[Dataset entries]
* * *

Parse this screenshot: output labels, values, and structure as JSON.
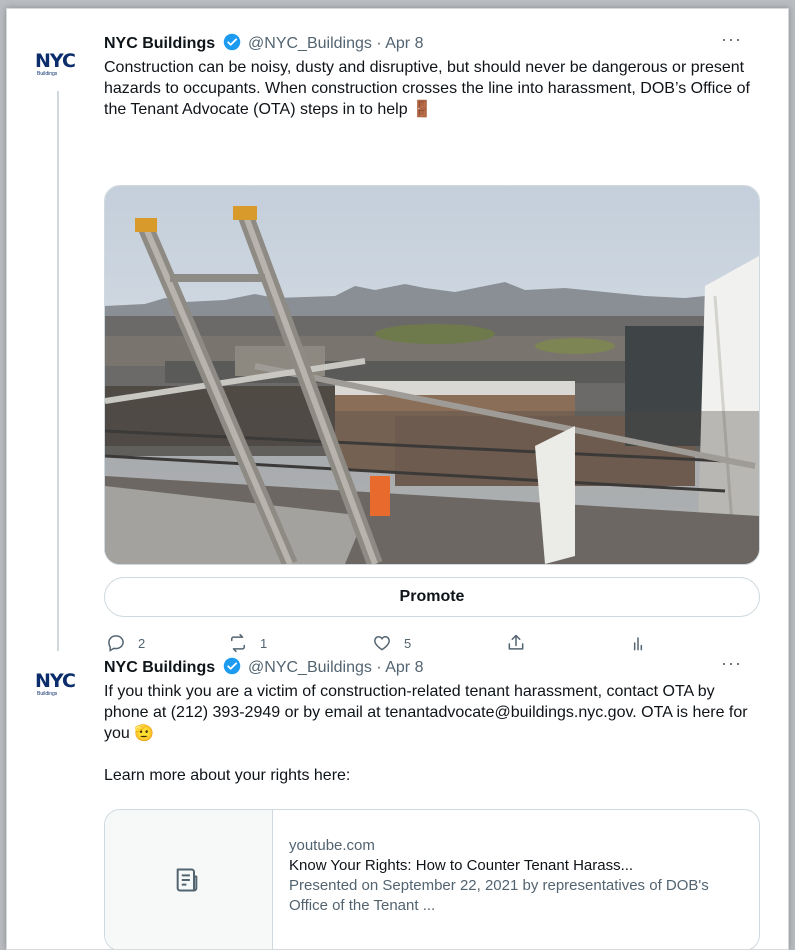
{
  "tweets": [
    {
      "author": "NYC Buildings",
      "handle": "@NYC_Buildings",
      "separator": "·",
      "date": "Apr 8",
      "more": "···",
      "logo": "NYC",
      "logo_sub": "Buildings",
      "text": "Construction can be noisy, dusty and disruptive, but should never be dangerous or present hazards to occupants. When construction crosses the line into harassment, DOB’s Office of the Tenant Advocate (OTA) steps in to help 🚪",
      "promote_label": "Promote",
      "metrics": {
        "replies": "2",
        "retweets": "1",
        "likes": "5"
      }
    },
    {
      "author": "NYC Buildings",
      "handle": "@NYC_Buildings",
      "separator": "·",
      "date": "Apr 8",
      "more": "···",
      "logo": "NYC",
      "logo_sub": "Buildings",
      "text": "If you think you are a victim of construction-related tenant harassment, contact OTA by phone at (212) 393-2949 or by email at tenantadvocate@buildings.nyc.gov. OTA is here for you 🫡\n\nLearn more about your rights here:",
      "card": {
        "domain": "youtube.com",
        "title": "Know Your Rights: How to Counter Tenant Harass...",
        "description": "Presented on September 22, 2021 by representatives of DOB's Office of the Tenant ..."
      }
    }
  ],
  "colors": {
    "verified": "#1d9bf0",
    "logo": "#0b2d6b",
    "muted": "#536471",
    "border": "#cfd9de"
  },
  "icons": [
    "reply-icon",
    "retweet-icon",
    "like-icon",
    "share-icon",
    "analytics-icon",
    "document-icon",
    "verified-badge-icon"
  ]
}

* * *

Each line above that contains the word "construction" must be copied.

      "text": "Construction can be noisy, dusty and disruptive, but should never be dangerous or present hazards to occupants. When construction crosses the line into harassment, DOB’s Office of the Tenant Advocate (OTA) steps in to help 🚪",
      "text": "If you think you are a victim of construction-related tenant harassment, contact OTA by phone at (212) 393-2949 or by email at tenantadvocate@buildings.nyc.gov. OTA is here for you 🫡\n\nLearn more about your rights here:",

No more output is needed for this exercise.